In May, President Trump’s announcement upended the sense of security she and other DACA recipients felt. After discussions with her school counselor, she got involved with an on-campus resource group called Dreamers in Action Association, which held fundraisers and provided online resources. She was emboldened to speak out. She reapplied to extend her DACA status another two years.
She says she speaks frankly about her situation to her children. “I told them the truth,” she says. She told them she felt confident she would be remaining in the United States for at least two years. “If anything were to happen in those two years, I would do everything I could to stay here,” she says. “I tell them that there’s a chance that things can get ugly. But I also tell them that if anything happens to me, they should stay strong and fight for the cause. That might be a lot to put on their little shoulders, but I think it’s important.”
Escalante says he is naturally worried about being forced to move to a country he doesn’t really know. “I left Mexico when I was 2, so the U.S. is pretty much my home,” he says. “I don’t know anything outside the United States.” Beyond that, the potential separation from his son is an added stressor. Escalante says he’s been trying to save as much money as he can for his girlfriend and his son in case he is forced to leave the country. His girlfriend is a citizen, so Anthony would be cared for in the United States if Escalante had to leave. The three of them now live in a spare room in his parent’s home. He tries to be frugal, but will occasionally find ways to improvise. Not long ago he used money he received from a tax refund to pay for his son’s baptism.
He recently renewed his work permit for another two years, but he worries that the rules might change again. He says he is inspired by his parents — and motivated by the politics of the times.
During the first several years of his life in the United States, he and his parents lived in a two-bedroom apartment with six other people in Salinas. His father worked in the strawberry fields. “They came here to find a better life,” he says. “When we came here we really had nothing.”
His father eventually found a better-paying construction job on the Monterey Peninsula, and it’s how Escalante ended up attending Marina High, where he played soccer and football. “My son was born when I was in the 11th grade, and since then it’s been work, school and baby.
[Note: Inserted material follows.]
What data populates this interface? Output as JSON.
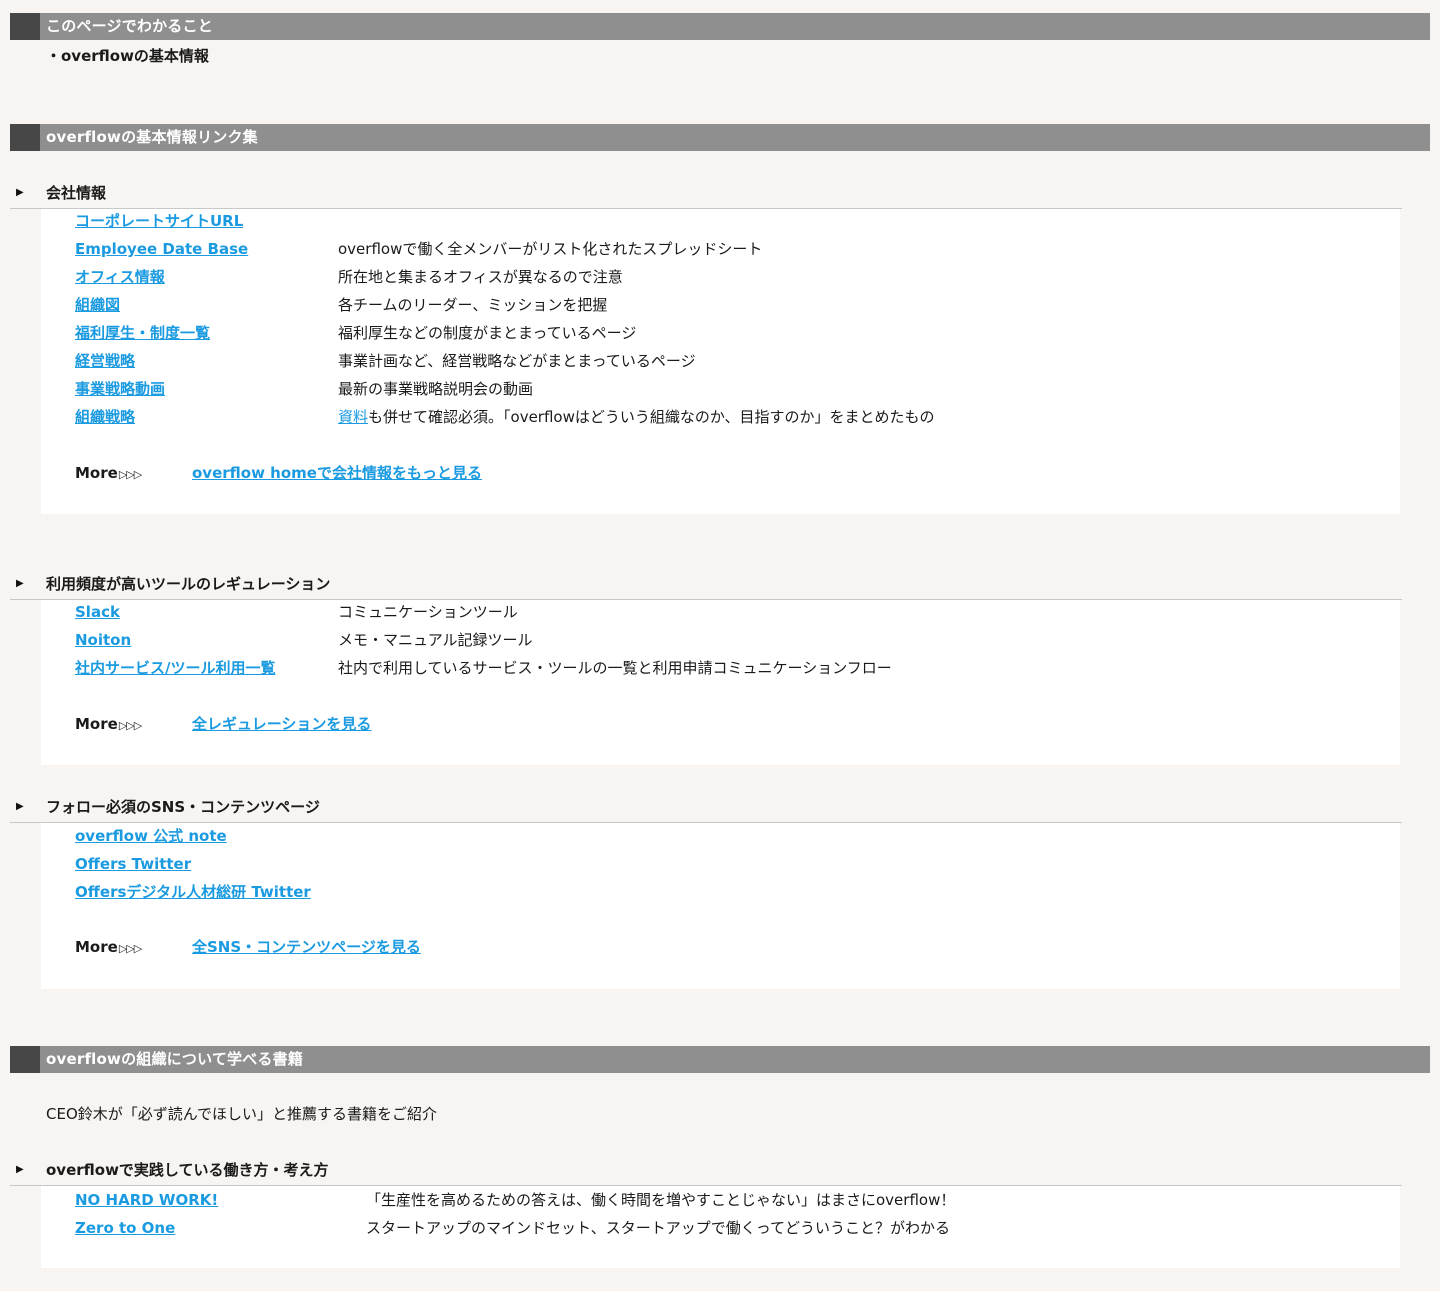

I try to make the most of everything.”
He admits he is fearful about the future, especially now that the rules seem to be changing. “I have to be more careful about what I do and how I present myself as a person,” he says. “Any wrong move and it seems like they will take you out.”
Escalante says some of his friends are discouraged and have talked about dropping out of school. He, too, has become active in the Dreamers in Action Association at MPC.
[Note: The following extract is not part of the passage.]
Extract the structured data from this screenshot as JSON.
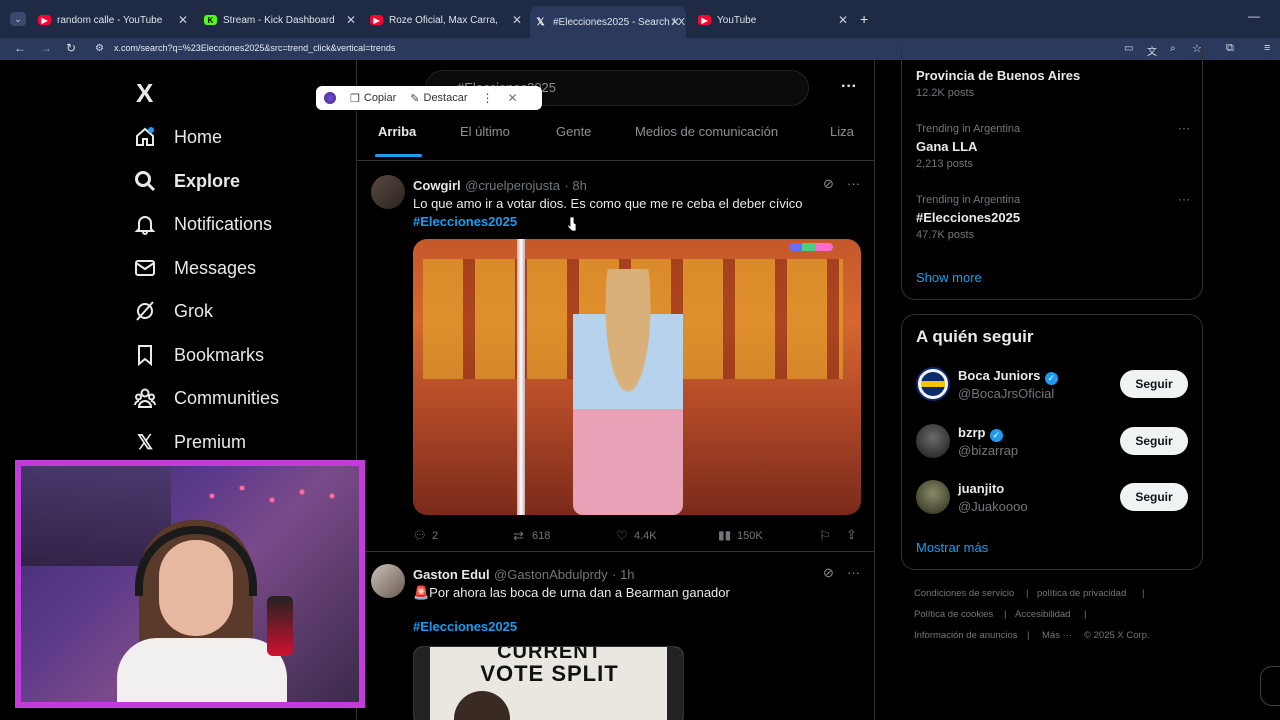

Yuliana Vasquez, a counselor at Monterey Peninsula College, says the threats to dissolve DACA have had an adverse effect on students. She says some students dropped out of classes in the initial weeks after the news broke. Similarly, at Hartnell Community College, Bronwyn Moreno, director of student affairs, reports that Dreamer students are also worried, dropping classes for financial reasons or because they are confused or worried about their eligibility due to uncertainty with DACA.
“I kind of use Trump as motivation,” Escalante says. “I know I have to push myself more and prove myself to people. It kind of inspired me to do better in life and strive for things.”
Garcia, on the other hand, decided to quit school after this semester, at least for now. She says the uncertainty of her status in the United States and the needs of her family have forced her to concentrate on her job while she still has a work permit. And she’s purposely not making plans in the event that she’s forced to leave the country.
“I don’t want to think that way,” she says. “I don’t want to think negative. As a mom, as a parent, I don’t want to cross the line where you have to make plans like that.”
Have something to say about this story? Send us a letter.